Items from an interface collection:
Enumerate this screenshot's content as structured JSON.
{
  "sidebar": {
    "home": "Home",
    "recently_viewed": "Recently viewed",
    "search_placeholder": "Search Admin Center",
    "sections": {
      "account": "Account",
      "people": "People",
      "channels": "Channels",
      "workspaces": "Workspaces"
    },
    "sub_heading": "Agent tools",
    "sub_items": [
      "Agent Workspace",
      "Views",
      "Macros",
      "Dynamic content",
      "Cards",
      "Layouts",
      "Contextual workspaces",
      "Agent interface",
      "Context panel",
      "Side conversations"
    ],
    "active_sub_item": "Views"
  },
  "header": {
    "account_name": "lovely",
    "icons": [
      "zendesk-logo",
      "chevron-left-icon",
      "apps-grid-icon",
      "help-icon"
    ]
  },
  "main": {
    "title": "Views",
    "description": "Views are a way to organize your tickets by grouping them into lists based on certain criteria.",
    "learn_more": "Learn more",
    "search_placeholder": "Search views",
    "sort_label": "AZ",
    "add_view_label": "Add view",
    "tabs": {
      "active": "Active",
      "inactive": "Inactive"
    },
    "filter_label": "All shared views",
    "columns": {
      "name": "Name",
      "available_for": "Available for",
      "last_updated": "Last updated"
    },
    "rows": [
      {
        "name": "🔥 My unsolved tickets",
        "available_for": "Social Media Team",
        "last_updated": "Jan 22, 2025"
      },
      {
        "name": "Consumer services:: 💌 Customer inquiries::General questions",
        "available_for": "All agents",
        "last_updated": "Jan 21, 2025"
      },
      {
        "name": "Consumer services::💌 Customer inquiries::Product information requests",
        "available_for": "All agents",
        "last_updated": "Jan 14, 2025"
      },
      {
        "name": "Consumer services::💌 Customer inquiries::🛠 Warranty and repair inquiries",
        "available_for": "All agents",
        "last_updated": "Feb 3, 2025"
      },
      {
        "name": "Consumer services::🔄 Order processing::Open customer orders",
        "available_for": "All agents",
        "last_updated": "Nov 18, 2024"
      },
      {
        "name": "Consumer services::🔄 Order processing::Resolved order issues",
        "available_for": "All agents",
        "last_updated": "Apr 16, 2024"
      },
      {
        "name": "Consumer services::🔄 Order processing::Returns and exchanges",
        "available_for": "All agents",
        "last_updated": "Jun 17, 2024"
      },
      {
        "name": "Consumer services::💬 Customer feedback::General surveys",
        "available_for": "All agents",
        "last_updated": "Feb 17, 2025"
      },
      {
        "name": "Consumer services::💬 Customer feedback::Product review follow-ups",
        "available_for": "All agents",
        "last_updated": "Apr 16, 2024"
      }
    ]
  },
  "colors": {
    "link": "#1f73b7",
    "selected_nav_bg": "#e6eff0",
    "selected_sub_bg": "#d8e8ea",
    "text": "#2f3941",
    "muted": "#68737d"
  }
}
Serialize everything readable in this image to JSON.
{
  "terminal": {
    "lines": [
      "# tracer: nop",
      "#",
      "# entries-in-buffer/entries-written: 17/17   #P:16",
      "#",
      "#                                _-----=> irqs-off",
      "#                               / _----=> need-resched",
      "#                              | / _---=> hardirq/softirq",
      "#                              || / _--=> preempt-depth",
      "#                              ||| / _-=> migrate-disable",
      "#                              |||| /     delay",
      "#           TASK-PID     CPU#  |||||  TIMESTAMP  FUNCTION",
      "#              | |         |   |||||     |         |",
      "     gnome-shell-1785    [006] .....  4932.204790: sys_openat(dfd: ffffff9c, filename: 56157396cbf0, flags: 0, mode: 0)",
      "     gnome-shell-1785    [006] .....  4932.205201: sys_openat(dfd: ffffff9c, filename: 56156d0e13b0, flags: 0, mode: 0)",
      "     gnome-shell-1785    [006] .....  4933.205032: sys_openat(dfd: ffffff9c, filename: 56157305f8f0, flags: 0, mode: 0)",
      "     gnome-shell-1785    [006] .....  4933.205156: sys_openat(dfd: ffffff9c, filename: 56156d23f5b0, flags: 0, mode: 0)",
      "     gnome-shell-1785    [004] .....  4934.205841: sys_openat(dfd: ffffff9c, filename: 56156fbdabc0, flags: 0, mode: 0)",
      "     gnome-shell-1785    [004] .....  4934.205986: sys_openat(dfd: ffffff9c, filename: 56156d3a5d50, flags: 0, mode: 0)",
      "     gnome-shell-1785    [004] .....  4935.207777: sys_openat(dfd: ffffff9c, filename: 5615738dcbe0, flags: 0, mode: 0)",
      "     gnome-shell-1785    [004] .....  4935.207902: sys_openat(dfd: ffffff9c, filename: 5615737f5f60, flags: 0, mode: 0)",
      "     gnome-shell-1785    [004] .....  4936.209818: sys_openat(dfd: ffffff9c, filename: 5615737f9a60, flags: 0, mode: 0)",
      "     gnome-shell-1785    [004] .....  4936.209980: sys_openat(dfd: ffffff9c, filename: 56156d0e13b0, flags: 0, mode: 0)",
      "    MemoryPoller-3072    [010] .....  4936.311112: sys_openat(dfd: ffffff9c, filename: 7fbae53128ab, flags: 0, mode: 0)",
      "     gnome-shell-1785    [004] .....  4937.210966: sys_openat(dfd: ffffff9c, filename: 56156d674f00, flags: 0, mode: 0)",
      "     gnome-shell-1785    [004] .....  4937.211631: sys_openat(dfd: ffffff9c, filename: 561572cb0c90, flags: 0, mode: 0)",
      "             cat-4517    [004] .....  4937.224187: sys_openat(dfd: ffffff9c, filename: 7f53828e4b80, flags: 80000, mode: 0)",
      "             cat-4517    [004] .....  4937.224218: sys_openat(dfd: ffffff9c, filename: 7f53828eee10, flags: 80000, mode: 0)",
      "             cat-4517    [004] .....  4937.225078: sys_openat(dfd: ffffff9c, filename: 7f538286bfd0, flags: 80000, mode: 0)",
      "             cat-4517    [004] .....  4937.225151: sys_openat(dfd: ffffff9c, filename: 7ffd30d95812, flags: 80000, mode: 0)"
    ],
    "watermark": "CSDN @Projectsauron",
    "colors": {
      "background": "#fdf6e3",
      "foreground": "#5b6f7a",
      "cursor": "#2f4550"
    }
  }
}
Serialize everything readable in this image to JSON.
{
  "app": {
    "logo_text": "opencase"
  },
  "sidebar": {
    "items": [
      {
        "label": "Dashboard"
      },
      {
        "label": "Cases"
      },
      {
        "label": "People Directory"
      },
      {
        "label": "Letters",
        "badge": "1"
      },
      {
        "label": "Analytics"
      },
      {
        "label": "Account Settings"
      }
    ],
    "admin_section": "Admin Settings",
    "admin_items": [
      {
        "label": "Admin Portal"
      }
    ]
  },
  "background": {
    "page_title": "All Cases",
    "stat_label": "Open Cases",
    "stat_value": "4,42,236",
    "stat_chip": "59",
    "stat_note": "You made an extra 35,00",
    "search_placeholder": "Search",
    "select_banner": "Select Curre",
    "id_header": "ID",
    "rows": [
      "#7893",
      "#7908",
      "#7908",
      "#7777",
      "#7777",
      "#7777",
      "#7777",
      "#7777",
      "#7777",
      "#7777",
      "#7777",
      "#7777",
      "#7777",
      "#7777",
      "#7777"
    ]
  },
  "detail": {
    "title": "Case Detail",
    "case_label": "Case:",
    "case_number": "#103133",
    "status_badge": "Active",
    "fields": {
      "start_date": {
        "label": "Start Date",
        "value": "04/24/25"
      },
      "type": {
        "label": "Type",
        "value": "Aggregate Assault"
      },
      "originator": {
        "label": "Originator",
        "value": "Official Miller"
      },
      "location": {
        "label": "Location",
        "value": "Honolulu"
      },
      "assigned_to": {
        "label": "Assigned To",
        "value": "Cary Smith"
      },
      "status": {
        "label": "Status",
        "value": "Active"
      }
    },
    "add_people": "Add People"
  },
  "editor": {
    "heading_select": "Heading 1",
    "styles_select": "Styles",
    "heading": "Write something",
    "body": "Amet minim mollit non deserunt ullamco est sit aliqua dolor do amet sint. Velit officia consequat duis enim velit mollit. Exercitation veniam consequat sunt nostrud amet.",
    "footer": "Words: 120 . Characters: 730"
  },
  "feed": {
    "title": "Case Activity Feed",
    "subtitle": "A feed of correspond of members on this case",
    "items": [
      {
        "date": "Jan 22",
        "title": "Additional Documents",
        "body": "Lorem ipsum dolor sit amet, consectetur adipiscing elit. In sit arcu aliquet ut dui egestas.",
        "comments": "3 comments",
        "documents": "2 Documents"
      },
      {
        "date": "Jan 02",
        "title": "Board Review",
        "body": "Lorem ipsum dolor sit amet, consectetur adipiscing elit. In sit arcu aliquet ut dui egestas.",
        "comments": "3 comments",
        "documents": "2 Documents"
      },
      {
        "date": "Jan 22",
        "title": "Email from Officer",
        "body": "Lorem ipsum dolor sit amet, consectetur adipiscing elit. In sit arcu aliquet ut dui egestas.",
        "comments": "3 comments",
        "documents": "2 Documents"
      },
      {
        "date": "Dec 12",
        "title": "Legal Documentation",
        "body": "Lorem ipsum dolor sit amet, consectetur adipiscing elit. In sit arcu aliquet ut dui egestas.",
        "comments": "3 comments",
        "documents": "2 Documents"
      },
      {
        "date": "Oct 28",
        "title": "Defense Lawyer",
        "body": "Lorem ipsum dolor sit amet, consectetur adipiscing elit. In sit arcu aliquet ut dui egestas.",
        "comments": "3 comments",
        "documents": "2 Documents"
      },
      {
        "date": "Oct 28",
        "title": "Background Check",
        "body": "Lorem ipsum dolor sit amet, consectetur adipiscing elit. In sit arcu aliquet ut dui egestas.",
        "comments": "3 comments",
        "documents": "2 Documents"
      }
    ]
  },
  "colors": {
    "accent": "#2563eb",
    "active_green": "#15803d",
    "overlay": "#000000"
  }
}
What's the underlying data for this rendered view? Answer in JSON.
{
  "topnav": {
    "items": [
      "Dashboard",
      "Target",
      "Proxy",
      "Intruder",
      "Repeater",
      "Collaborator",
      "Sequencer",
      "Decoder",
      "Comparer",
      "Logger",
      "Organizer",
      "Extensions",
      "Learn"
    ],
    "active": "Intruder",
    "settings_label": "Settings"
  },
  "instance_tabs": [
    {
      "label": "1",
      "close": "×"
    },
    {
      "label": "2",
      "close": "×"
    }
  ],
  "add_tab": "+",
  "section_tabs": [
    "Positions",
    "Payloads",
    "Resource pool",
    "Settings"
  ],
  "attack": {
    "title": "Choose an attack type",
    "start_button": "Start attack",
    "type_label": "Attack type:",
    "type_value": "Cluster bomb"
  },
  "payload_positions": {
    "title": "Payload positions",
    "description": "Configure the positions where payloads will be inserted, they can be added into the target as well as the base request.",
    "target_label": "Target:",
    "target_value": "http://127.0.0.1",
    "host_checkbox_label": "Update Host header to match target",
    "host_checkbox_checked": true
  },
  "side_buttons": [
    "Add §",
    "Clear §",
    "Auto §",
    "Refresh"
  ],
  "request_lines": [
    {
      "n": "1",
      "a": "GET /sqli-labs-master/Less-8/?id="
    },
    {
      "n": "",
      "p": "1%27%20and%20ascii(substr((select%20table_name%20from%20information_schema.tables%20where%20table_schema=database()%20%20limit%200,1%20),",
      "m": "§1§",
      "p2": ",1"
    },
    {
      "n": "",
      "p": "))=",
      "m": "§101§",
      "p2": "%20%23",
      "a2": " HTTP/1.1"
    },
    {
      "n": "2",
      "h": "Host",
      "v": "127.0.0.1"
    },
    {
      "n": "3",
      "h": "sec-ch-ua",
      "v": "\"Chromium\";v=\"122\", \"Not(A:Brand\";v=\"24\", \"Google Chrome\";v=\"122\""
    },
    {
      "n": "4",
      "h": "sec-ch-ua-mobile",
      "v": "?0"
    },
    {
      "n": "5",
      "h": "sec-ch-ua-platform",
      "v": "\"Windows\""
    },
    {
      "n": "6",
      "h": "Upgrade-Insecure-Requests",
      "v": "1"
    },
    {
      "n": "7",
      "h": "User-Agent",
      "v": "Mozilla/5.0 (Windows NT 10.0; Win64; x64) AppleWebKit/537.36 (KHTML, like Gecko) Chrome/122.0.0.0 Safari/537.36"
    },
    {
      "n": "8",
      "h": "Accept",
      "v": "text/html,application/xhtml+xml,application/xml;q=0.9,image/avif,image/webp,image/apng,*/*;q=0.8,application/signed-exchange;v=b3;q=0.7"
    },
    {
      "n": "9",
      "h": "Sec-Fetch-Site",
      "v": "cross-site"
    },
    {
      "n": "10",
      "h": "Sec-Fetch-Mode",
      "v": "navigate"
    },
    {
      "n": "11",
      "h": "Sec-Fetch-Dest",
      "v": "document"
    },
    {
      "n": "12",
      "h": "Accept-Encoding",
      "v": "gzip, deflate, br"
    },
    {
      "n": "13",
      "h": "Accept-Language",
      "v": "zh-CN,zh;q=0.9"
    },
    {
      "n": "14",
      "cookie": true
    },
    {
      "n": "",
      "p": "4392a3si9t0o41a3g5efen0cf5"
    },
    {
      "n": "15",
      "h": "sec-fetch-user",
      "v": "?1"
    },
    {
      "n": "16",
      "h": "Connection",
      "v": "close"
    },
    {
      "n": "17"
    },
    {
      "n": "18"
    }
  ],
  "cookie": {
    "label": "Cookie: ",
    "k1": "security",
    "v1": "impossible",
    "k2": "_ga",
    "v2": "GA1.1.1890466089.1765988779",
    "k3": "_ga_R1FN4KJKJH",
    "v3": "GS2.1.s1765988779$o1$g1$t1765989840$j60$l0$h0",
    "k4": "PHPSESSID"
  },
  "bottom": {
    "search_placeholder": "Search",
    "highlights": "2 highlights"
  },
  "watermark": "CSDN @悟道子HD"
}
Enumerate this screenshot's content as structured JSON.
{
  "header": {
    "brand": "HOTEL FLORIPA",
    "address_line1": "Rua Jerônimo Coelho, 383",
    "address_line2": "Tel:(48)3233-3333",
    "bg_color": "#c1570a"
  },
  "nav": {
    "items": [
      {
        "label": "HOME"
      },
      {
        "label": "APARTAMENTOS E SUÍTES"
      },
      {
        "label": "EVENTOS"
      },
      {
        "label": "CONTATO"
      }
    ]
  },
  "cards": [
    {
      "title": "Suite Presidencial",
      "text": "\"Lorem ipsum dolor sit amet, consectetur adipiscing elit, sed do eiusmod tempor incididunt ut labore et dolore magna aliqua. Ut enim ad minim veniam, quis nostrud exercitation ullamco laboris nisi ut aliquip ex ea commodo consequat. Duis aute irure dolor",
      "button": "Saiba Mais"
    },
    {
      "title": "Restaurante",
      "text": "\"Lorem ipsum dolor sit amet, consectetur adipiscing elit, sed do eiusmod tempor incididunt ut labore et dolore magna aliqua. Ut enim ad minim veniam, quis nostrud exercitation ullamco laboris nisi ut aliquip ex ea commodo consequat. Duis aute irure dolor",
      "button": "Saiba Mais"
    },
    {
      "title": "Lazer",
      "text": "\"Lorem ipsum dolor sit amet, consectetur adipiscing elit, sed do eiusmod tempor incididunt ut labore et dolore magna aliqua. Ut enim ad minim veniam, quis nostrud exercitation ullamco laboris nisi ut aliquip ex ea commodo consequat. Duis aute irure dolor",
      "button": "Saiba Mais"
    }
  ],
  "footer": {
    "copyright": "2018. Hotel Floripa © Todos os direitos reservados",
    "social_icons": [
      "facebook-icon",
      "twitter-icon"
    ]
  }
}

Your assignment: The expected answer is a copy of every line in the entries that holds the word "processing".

Answer to this exercise:
        "name": "Consumer services::🔄 Order processing::Open customer orders",
        "name": "Consumer services::🔄 Order processing::Resolved order issues",
        "name": "Consumer services::🔄 Order processing::Returns and exchanges",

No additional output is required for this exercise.